I woke up this morning all set to begin my 1TB file transfer so it could run while I was at work. I came down stairs, fired up the Windows 7 partition on my PC and launched the Linux Reader application.

I selected the drive that I wanted to restore and told it to copy over to the new partition on the NAS. I left for work hoping that Windows would not jam up and that I would have a nice clean copy of my files on the NAS ready for my use.

There is a reason people like me switch from PC to MAC ....

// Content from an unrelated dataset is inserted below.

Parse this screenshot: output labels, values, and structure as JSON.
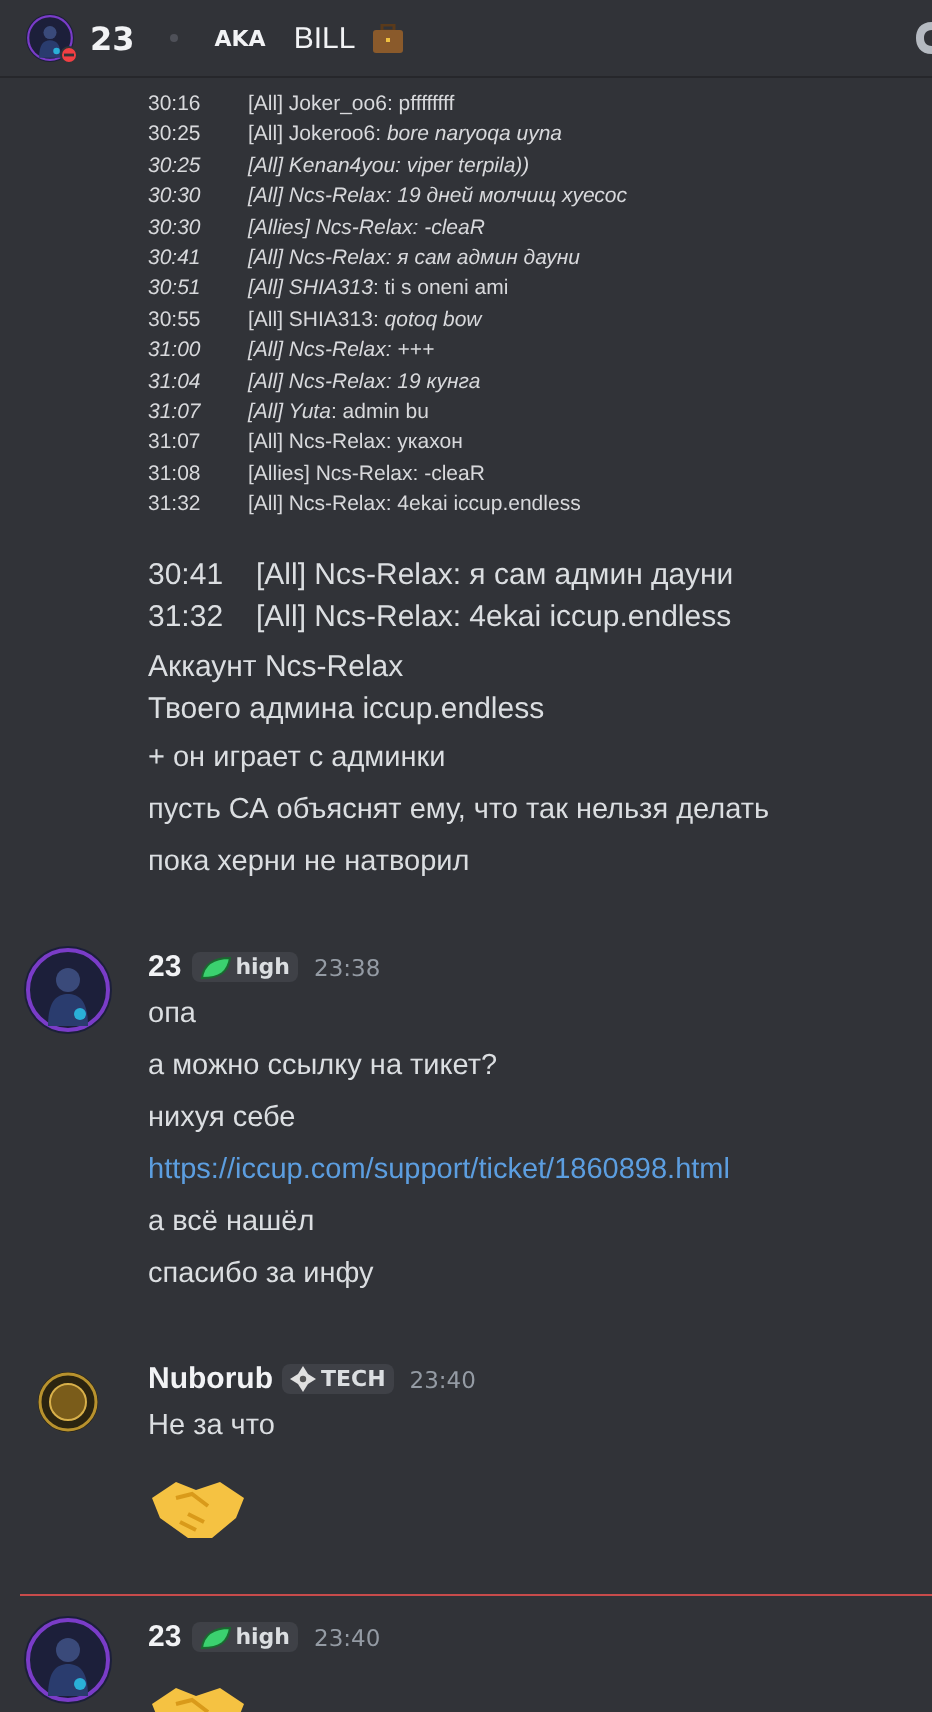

Apparently the 970GB file copy was a bit too much to handle and it crapped out at about 15% in. I did some more research and tried to find a solution that would allow me to use OSX to mount the drive and copy it over but everything I see is not compatible with Snow Leopard. I decided to give this Linux Reader another try but I am going to restore 1 folder at a time hope that it doesn't crash out again.

2 hours later ... no go. The next step is to get a Linux boot disk made and boot into a Linux OS and try to get the copy running that way. I love how this would have worked in any other version of windows or any other version of OSX but Windows 7 and Snow Leopard are incompatible. I suspect my next blog entry will be, "Running Linux on an MSIx58 with an Intel i7".


Jun 2, 2010

Upgrading the NAS

Posted by Knick

It happened, I didn't think I could do it but I did. I finally filled up the 1TB of storage on my DNS-323 NAS. I decided this week that I couldn't survive another week with less then 8GB of storage left on my precious network share so I started doing some research to find a compatible 2TB drive to replace the 1TB Hitachi drives that I bought almost exactly 1 year ago. I ordered 2 new Samsung Spinpoint HD203WI 2TB 5400 RPM SATA drives. These drives are not on the offical supported list but several users said they were working great in their DNS-323 so I took a chance and placed the order.

Seeing how Newegg is amazing and knows exactly what I need at all times, the drives were on sale and I saved $15 bucks each and got free shipping. On top of that, since Newegg somehow defies the laws of physics the drives arrived at my house very shortly after clicking the "complete order" button.

Now it was time for the long process of getting the data off the old drives and onto the new share. The process seemed simple (and it was for the most part), remove the old drives, install the new drives, create a new mirror and then copy the data to the new share.

I decided the best way to do this was to remove both the old drives from the NAS. I set one aside for a backup incase something went terribly wrong and I installed the other in my desktop. Then I installed the 2 new drives in the DNS-323 and booted it up. It recognized the drives right away as 2TB drives with no issues whatsoever. I went through the initialization wizard to set up a raid 1 mirror and let it start formatting.

Then I booted my desktop to get the data ready to copy. For some reason, OSX would not mount the drive from the NAS so I decided to give my windows partition a try. Windows (just like OSX) was able to see the drive but unable to read the data because it was a Linux native partition.

To get around this problem I installed a neat little tool called Linux Reader. This application allowed me to see all the partitions (read only of corse) so I could restore the data to the new 2TB share.

Now I can see everything I need to move, but the DNS-323 is still taking its sweet time formatting and configuring the mirrored drives. It is time now to go to bed and kick off the file copy in the morning when the DNS if finished formatting. Hopefully the 1TB file copy process will finish before I get home from work tomorrow.

Special thanks to JP and Eric for helping finish out the last 500GB if it were not for you guys I may have not had to upgrade so soon.


Jun 1, 2010

Test blog from iPhone

Posted by Knick

This is a test blog from my iPhone.

Isn't my son the cutest baby ever!

Yea, he is my favorite son!